11. A dispenser as defined in claim 10, wherein a basin is arranged in the lower section in registration with said drain tube.

12. A dispenser as defined in claim 3, wherein an electric bulb is positioned on the front of said casing, said bulb being in said electric circuit, a musical novelty in the lower section and in said electric circuit, and a manually actuated switch controlling operation of said musical novelty.

13. A dispenser as defined in claim 3, wherein a volume controlled timer is in said electric circuit controlling the volume of liquid dispensed from the mixing valve through said spout into a receptacle.

14. A dispenser as defined in claim 13, wherein the front of the casing includes manually actuated means for controlling operation of said timer.

15. A dispenser as defined in claim 14, wherein the front of the casing includes means indicating setting of said needle valve in porportioning the discharge from one container to that of the associated container.

16. A dispenser as defined in claim 15, wherein the lower section of the casing includes a C0 cylinder having a discharge opening into the chamber of the upper section, a valve controlling said discharge, and manually actuated means on the front of the casing for controlling the C0 discharge into said chamber.

References Cited in the file of this patent UNITED STATES PATENTS 2,572,541 Thompson et al Oct. 23, 1951 2,626,785 Lewis et al. Jan. 27, 1953 2,682,984 Melikian et a1. July 6, 1954 2,845,964 Harland Aug. 5, 1958

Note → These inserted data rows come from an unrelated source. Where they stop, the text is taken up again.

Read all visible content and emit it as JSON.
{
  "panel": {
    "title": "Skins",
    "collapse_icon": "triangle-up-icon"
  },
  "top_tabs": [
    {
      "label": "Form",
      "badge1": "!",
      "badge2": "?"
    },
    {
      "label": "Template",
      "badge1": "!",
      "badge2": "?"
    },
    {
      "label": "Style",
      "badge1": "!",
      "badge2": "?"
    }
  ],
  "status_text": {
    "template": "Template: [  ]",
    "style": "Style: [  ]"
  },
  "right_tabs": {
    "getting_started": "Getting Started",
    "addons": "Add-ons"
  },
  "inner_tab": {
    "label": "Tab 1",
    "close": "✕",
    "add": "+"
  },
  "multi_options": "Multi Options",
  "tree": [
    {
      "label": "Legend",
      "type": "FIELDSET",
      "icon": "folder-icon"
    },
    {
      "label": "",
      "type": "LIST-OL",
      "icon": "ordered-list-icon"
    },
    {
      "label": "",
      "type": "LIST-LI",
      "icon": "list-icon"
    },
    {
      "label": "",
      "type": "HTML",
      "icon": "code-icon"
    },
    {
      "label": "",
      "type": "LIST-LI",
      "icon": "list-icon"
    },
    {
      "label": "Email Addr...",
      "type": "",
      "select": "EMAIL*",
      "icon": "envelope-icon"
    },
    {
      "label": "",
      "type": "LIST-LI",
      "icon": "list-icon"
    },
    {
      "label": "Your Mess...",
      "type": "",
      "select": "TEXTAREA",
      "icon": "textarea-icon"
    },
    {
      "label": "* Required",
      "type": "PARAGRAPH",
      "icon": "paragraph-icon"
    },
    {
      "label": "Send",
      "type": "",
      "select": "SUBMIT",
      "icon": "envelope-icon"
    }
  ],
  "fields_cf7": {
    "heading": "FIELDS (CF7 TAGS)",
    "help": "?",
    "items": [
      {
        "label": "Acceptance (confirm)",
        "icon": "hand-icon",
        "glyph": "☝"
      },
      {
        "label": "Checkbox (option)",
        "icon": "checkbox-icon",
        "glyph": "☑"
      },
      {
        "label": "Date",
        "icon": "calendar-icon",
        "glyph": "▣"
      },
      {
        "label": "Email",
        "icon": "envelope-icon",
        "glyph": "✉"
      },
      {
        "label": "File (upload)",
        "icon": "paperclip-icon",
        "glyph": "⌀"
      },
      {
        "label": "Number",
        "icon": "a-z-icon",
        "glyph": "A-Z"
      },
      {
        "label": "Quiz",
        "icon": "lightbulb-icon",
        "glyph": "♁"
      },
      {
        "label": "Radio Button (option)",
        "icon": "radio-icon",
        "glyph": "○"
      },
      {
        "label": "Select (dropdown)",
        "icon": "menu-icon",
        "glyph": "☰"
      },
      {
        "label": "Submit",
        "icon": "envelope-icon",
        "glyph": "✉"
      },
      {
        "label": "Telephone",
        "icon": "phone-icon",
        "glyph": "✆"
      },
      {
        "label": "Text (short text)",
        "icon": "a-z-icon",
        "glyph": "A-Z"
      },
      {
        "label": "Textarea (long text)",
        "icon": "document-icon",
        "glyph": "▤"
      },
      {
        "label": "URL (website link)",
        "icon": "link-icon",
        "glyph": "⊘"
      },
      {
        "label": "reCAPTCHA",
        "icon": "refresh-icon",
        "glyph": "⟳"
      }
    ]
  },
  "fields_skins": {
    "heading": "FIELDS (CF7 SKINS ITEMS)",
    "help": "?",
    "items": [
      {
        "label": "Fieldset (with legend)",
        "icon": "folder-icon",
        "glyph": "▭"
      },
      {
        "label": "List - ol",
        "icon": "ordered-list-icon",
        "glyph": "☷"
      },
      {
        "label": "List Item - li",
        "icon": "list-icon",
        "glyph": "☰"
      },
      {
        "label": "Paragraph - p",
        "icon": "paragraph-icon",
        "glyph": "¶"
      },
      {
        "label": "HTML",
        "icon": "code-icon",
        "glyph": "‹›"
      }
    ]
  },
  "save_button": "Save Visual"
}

Patent Citations
Cited PatentFiling datePublication dateApplicantTitle
US2572541 *May 22, 1947Oct 23, 1951Automatic Canteen CoSelective beverage vending machine
US2626785 *Jan 2, 1951Jan 27, 1953American Nat Dispensing CoHeat conduction arrester in automatic beverage dispensers
US2682984 *Feb 10, 1948Jul 6, 1954Rudd Melikian CorpCoffee vending machine
US2845964 *May 13, 1955Aug 5, 1958American Machine & MetalsLiquid dispensing device
Referenced by
Citing PatentFiling datePublication dateApplicantTitle
US3258153 *Nov 12, 1964Jun 28, 1966MorganDispensing devices with audible announcing means
US3782429 *Apr 26, 1972Jan 1, 1974Barber Electrical Services LtdVending machine
US3822729 *Sep 10, 1971Jul 9, 1974Rochette GAutomatic bars
US4566287 *Dec 5, 1983Jan 28, 1986Schmidt Richard JPost mix dispensing machine
US4625776 *Jul 10, 1985Dec 2, 1986Wittenborgs AutomatfabrikerVending machine delivering cups containing freshly made beverages
US4789014 *Jan 12, 1988Dec 6, 1988Baxter International Inc.Automated system for adding multiple fluids to a single container
US4852621 *Aug 10, 1987Aug 1, 1989Bear Don EBottled water pressurization system
US4967811 *Oct 17, 1988Nov 6, 1990Clintec Nutrition CompanyAutomated system for adding multiple fluids to a single container
US5056568 *May 4, 1990Oct 15, 1991Clintec Nutrition CompanyAutomated system for adding multiple fluids to a single container
US5076332 *Apr 16, 1990Dec 31, 1991Clintec Nitrition Co.Arch geometry to eliminate tubing influence on load cell accuracy
US6375043Nov 16, 2000Apr 23, 2002Leblanc Patrick T.Drink machine
Classifications
U.S. Classification141/83, 141/361, 222/129.4
International ClassificationB67D1/00
Cooperative ClassificationB67D1/0081
European ClassificationB67D1/00H8